Now that you’ve been introduced to how a framework of beliefs can guide behavior, study the image below. This is a visual representation of Seattle Seahawks’ Head Coach Pete Carroll’s philosophy and beliefs behind coaching and running a football team. What stands out about what you see? Perhaps it’s the simplicity of the image and the philosophy itself – the fact that he could fit all his foundational coaching beliefs into one small triangle. Or maybe it’s the structure of the triangle itself – how it is broken down into segments for “Belief System,” “Central Theme,” “Environment,” and “Performance.” Or, maybe it’s the title, Win Forever (which also happens to be the title of his book), or some of the taglines and sayings littered throughout the image (e.g., “If you want to win forever, always compete”). Regardless of what you notice, many great leaders, including other examples from coaches in the sports world (e.g., John Wooden, Bill Walsh), have taken the time to summarize and write out their foundational beliefs and values in coaching and leadership.

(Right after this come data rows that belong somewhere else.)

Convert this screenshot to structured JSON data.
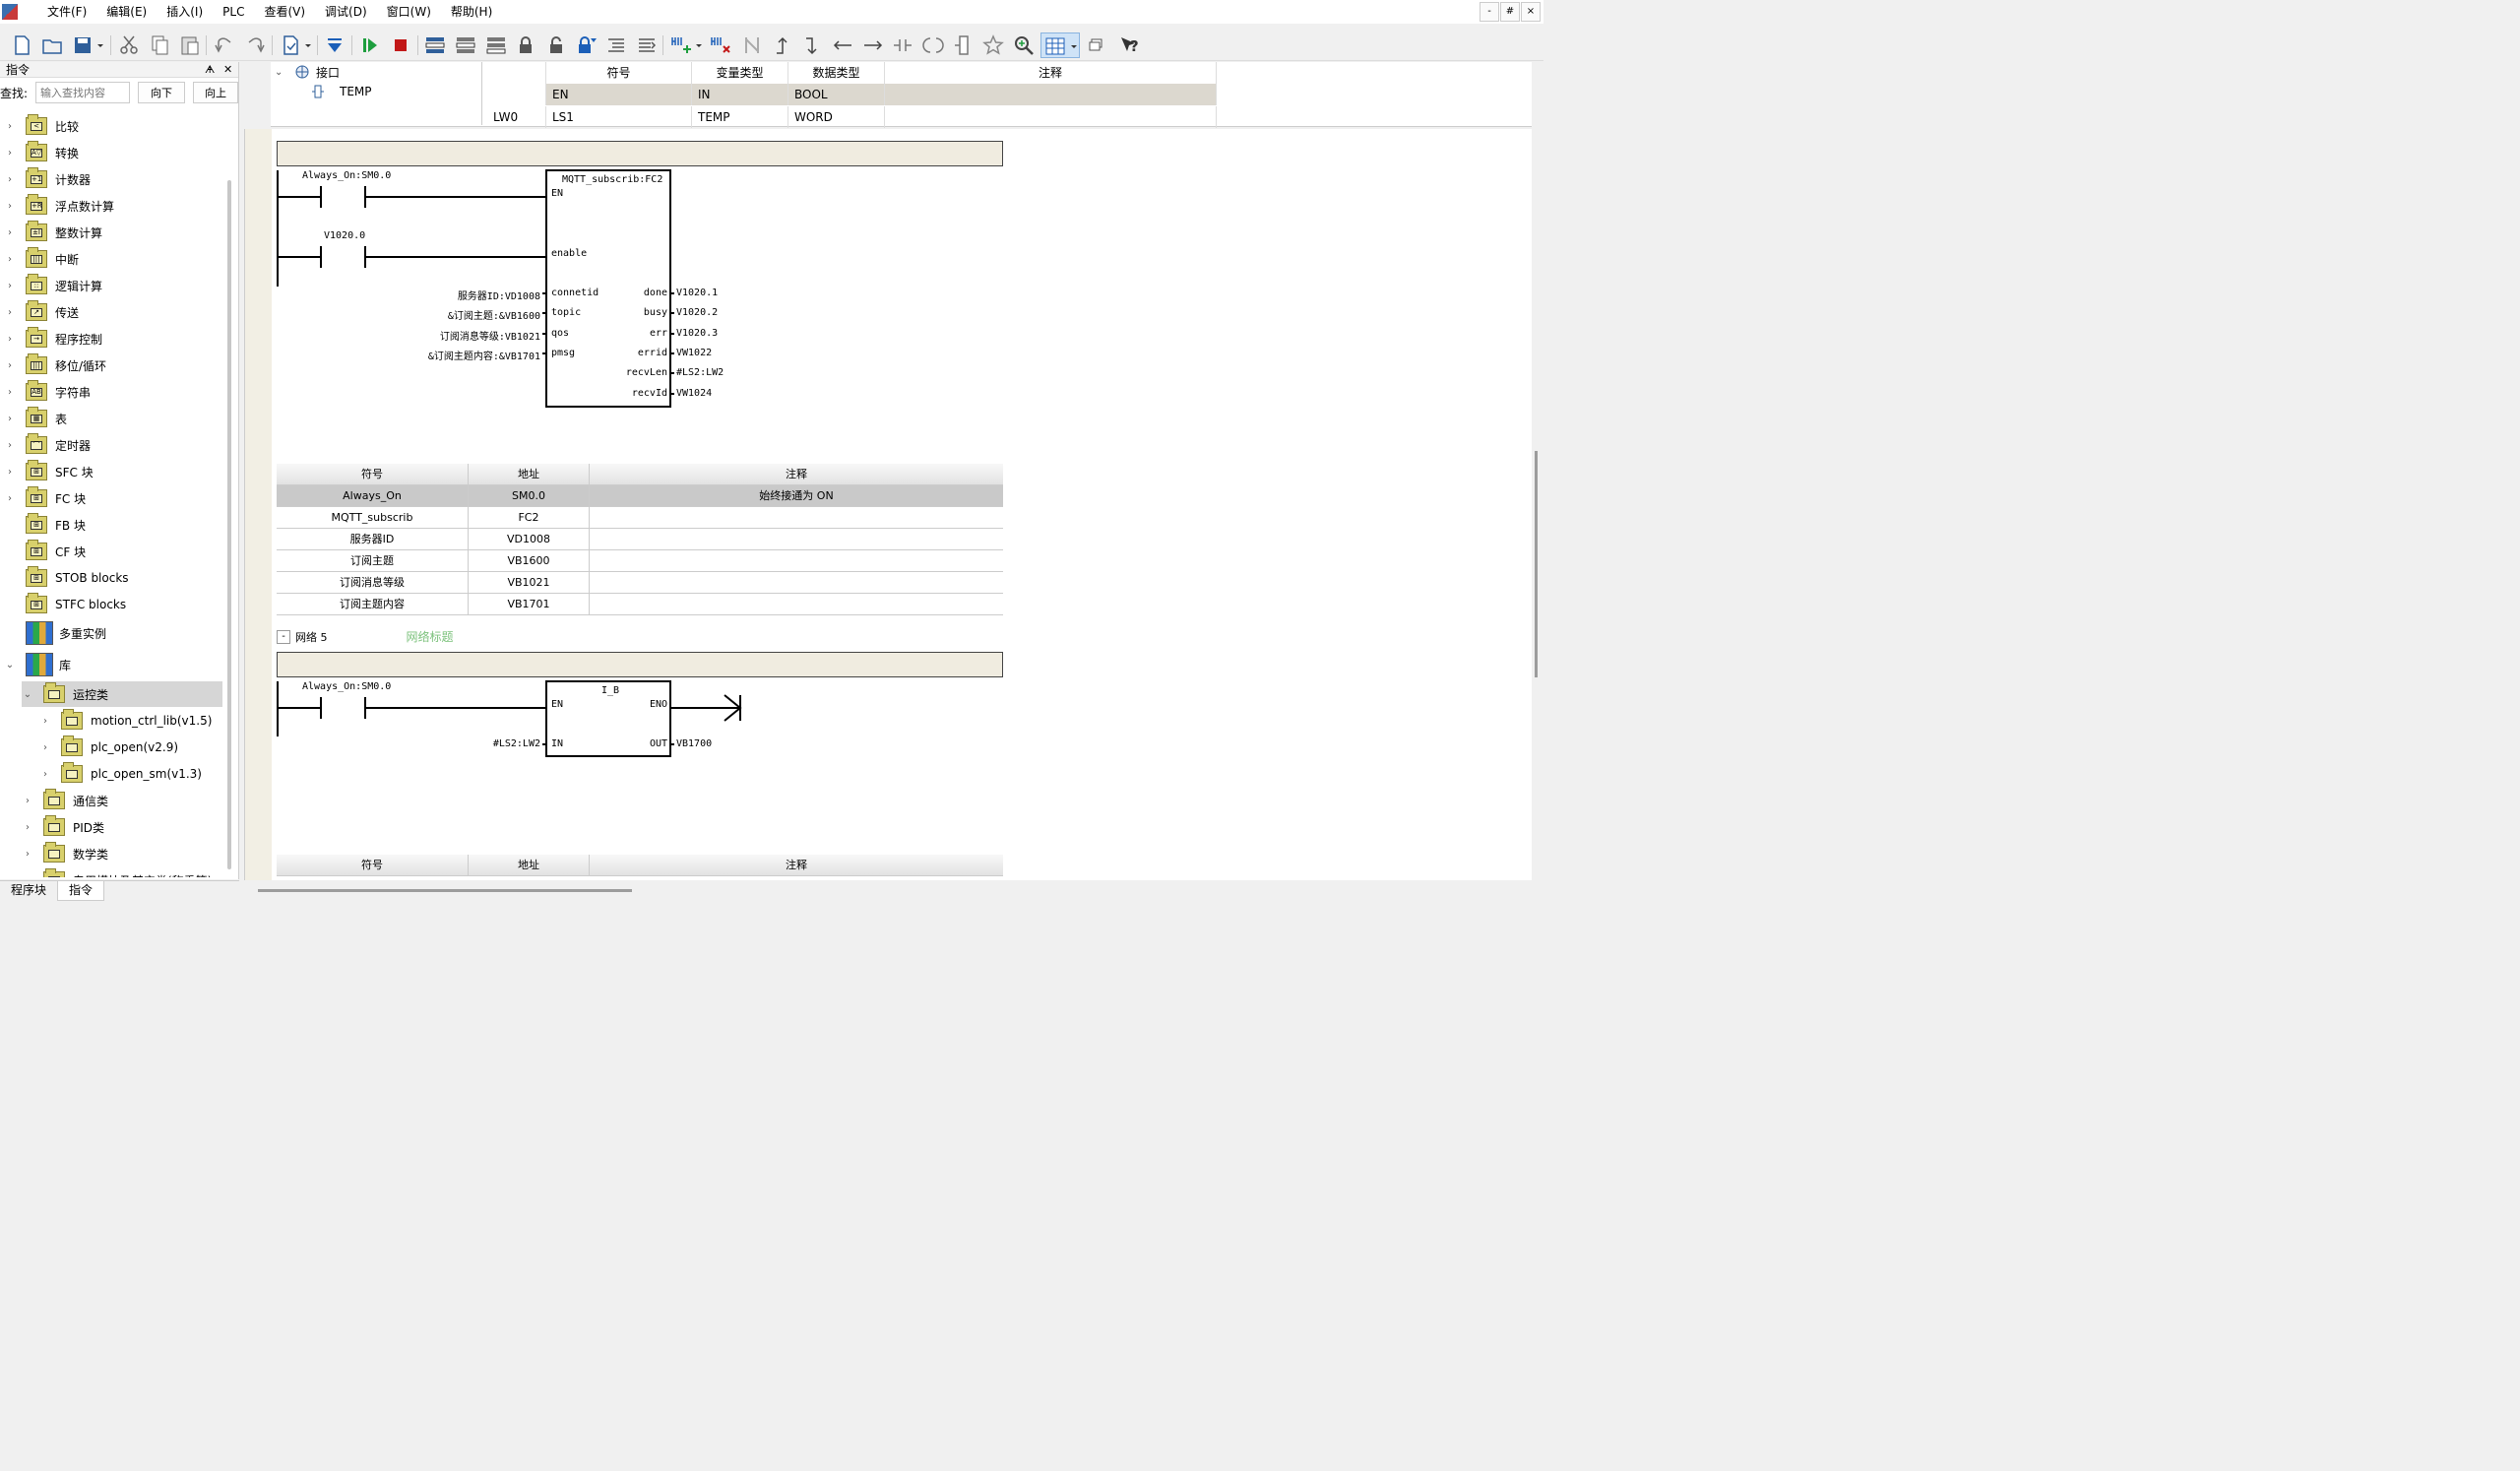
{
  "menu": {
    "items": [
      "文件(F)",
      "编辑(E)",
      "插入(I)",
      "PLC",
      "查看(V)",
      "调试(D)",
      "窗口(W)",
      "帮助(H)"
    ],
    "window_controls": [
      "-",
      "#",
      "×"
    ]
  },
  "left_panel": {
    "title": "指令",
    "pin": "ᗗ",
    "close": "✕",
    "find_label": "查找:",
    "find_placeholder": "输入查找内容",
    "btn_down": "向下",
    "btn_up": "向上",
    "tree": {
      "categories": [
        {
          "label": "比较",
          "glyph": "<"
        },
        {
          "label": "转换",
          "glyph": "A▽"
        },
        {
          "label": "计数器",
          "glyph": "+1"
        },
        {
          "label": "浮点数计算",
          "glyph": "+R"
        },
        {
          "label": "整数计算",
          "glyph": "±I"
        },
        {
          "label": "中断",
          "glyph": "|||"
        },
        {
          "label": "逻辑计算",
          "glyph": "::"
        },
        {
          "label": "传送",
          "glyph": "↗"
        },
        {
          "label": "程序控制",
          "glyph": "→"
        },
        {
          "label": "移位/循环",
          "glyph": "|||"
        },
        {
          "label": "字符串",
          "glyph": "AB"
        },
        {
          "label": "表",
          "glyph": "▦"
        },
        {
          "label": "定时器",
          "glyph": "⌒"
        },
        {
          "label": "SFC 块",
          "glyph": "⊞"
        },
        {
          "label": "FC 块",
          "glyph": "⊞"
        },
        {
          "label": "FB 块",
          "glyph": "⊞"
        },
        {
          "label": "CF 块",
          "glyph": "⊞"
        },
        {
          "label": "STOB blocks",
          "glyph": "⊞"
        },
        {
          "label": "STFC blocks",
          "glyph": "⊞"
        }
      ],
      "multi_instance": "多重实例",
      "library": "库",
      "motion_class": "运控类",
      "motion_children": [
        "motion_ctrl_lib(v1.5)",
        "plc_open(v2.9)",
        "plc_open_sm(v1.3)"
      ],
      "other_classes": [
        "通信类",
        "PID类",
        "数学类",
        "专用模块及其它类(称重等)"
      ]
    },
    "bottom_tabs": [
      "程序块",
      "指令"
    ]
  },
  "interface": {
    "tree_root": "接口",
    "tree_child": "TEMP",
    "headers": [
      "符号",
      "变量类型",
      "数据类型",
      "注释"
    ],
    "rows": [
      {
        "addr": "",
        "symbol": "EN",
        "var_type": "IN",
        "data_type": "BOOL",
        "comment": ""
      },
      {
        "addr": "LW0",
        "symbol": "LS1",
        "var_type": "TEMP",
        "data_type": "WORD",
        "comment": ""
      }
    ]
  },
  "network4": {
    "contact1": "Always_On:SM0.0",
    "contact2": "V1020.0",
    "block_title": "MQTT_subscrib:FC2",
    "block_pins_left": [
      "EN",
      "enable",
      "connetid",
      "topic",
      "qos",
      "pmsg"
    ],
    "block_inputs": [
      "服务器ID:VD1008",
      "&订阅主题:&VB1600",
      "订阅消息等级:VB1021",
      "&订阅主题内容:&VB1701"
    ],
    "block_pins_right": [
      "done",
      "busy",
      "err",
      "errid",
      "recvLen",
      "recvId"
    ],
    "block_outputs": [
      "V1020.1",
      "V1020.2",
      "V1020.3",
      "VW1022",
      "#LS2:LW2",
      "VW1024"
    ],
    "symbol_table": {
      "headers": [
        "符号",
        "地址",
        "注释"
      ],
      "rows": [
        [
          "Always_On",
          "SM0.0",
          "始终接通为 ON"
        ],
        [
          "MQTT_subscrib",
          "FC2",
          ""
        ],
        [
          "服务器ID",
          "VD1008",
          ""
        ],
        [
          "订阅主题",
          "VB1600",
          ""
        ],
        [
          "订阅消息等级",
          "VB1021",
          ""
        ],
        [
          "订阅主题内容",
          "VB1701",
          ""
        ]
      ]
    }
  },
  "network5": {
    "toggle": "-",
    "label": "网络 5",
    "title": "网络标题",
    "contact": "Always_On:SM0.0",
    "block_title": "I_B",
    "pin_en": "EN",
    "pin_eno": "ENO",
    "pin_in": "IN",
    "pin_out": "OUT",
    "input": "#LS2:LW2",
    "output": "VB1700",
    "symbol_table": {
      "headers": [
        "符号",
        "地址",
        "注释"
      ]
    }
  }
}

Now, take a few minutes and watch the following video from Carroll’s Seattle Seahawks: Practice is Everything. How many of the same themes and beliefs did you see or hear from Carroll in the video? First, the title of the video, Practice is Everything, is the “Environment” that Carroll is trying to get his team to buy into. They clearly value practice and you can hear that in Carroll’s description of their training. You also heard the “Central Theme” of the program, “Competition,” reiterated over and over in how they structure their practice sessions. And what about Carroll and his staff? The “Style” with which they coach is with great enthusiasm and energy. The video is a great example of when beliefs drive behavior and there is great synergy between what you say and what you do. The foundational beliefs and the values that Carroll wants his program to live according to are not simply lip service or graphics on the walls of the Seahawks’ practice facilities – Carroll, and his coaching staff, are a living, breathing embodiment of those values. This is what it looks like when beliefs about how to run a company, organization, or team directly influence what you do each day, and how you do it.

Pete Carroll summarized his beliefs using the above image. Legendary UCLA Basketball Coach John Wooden used a similar image to represent his Pyramid of Success. NFL Hall of Fame Coach Bill Walsh (San Francisco 49ers) developed a list of rules and beliefs that he termed his “Standards of Performance” (more on that in his book: The Score Takes Care of Itself). How can you be more deliberate about listing out your beliefs or values for your company or team? What kind of environment are you trying to create within your office? What is the style and vibe with which you communicate, run meetings, and treat clients? Start asking yourself these questions and jotting down some of your thoughts on what you really believe drives performance in your field. Then, think about the action steps that you can take. How can you put those beliefs and put them into action? How can your values drive what you do? When your beliefs start guiding behavior, you’re taken a huge step forward on the path of becoming a great team and toward consistent peak performance.